• Problem description:
Repeat the records below exactly, line for line.

[Items from a dataset]
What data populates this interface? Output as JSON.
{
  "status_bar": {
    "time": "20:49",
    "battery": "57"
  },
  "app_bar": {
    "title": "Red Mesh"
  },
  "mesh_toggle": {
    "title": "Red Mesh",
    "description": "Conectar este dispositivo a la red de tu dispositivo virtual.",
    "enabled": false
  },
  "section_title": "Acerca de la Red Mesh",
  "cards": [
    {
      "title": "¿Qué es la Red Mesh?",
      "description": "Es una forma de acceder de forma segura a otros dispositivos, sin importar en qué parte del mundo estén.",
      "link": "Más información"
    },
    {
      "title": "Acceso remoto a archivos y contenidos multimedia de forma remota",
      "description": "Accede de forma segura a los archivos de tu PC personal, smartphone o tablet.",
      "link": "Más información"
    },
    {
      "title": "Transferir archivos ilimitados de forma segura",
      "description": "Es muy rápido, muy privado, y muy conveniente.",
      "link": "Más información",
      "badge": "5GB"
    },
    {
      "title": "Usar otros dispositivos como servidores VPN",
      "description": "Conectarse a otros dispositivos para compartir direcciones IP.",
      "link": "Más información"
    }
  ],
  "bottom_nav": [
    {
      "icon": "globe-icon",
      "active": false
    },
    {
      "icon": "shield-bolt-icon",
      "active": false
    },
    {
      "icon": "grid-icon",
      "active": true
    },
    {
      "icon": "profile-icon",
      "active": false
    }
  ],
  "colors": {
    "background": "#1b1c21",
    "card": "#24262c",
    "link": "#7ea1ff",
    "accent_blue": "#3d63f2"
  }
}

• Answer to the exercise:
What data populates this interface? Output as JSON.
{
  "status_bar": {
    "time": "20:49",
    "battery": "57"
  },
  "app_bar": {
    "title": "Red Mesh"
  },
  "mesh_toggle": {
    "title": "Red Mesh",
    "description": "Conectar este dispositivo a la red de tu dispositivo virtual.",
    "enabled": false
  },
  "section_title": "Acerca de la Red Mesh",
  "cards": [
    {
      "title": "¿Qué es la Red Mesh?",
      "description": "Es una forma de acceder de forma segura a otros dispositivos, sin importar en qué parte del mundo estén.",
      "link": "Más información"
    },
    {
      "title": "Acceso remoto a archivos y contenidos multimedia de forma remota",
      "description": "Accede de forma segura a los archivos de tu PC personal, smartphone o tablet.",
      "link": "Más información"
    },
    {
      "title": "Transferir archivos ilimitados de forma segura",
      "description": "Es muy rápido, muy privado, y muy conveniente.",
      "link": "Más información",
      "badge": "5GB"
    },
    {
      "title": "Usar otros dispositivos como servidores VPN",
      "description": "Conectarse a otros dispositivos para compartir direcciones IP.",
      "link": "Más información"
    }
  ],
  "bottom_nav": [
    {
      "icon": "globe-icon",
      "active": false
    },
    {
      "icon": "shield-bolt-icon",
      "active": false
    },
    {
      "icon": "grid-icon",
      "active": true
    },
    {
      "icon": "profile-icon",
      "active": false
    }
  ],
  "colors": {
    "background": "#1b1c21",
    "card": "#24262c",
    "link": "#7ea1ff",
    "accent_blue": "#3d63f2"
  }
}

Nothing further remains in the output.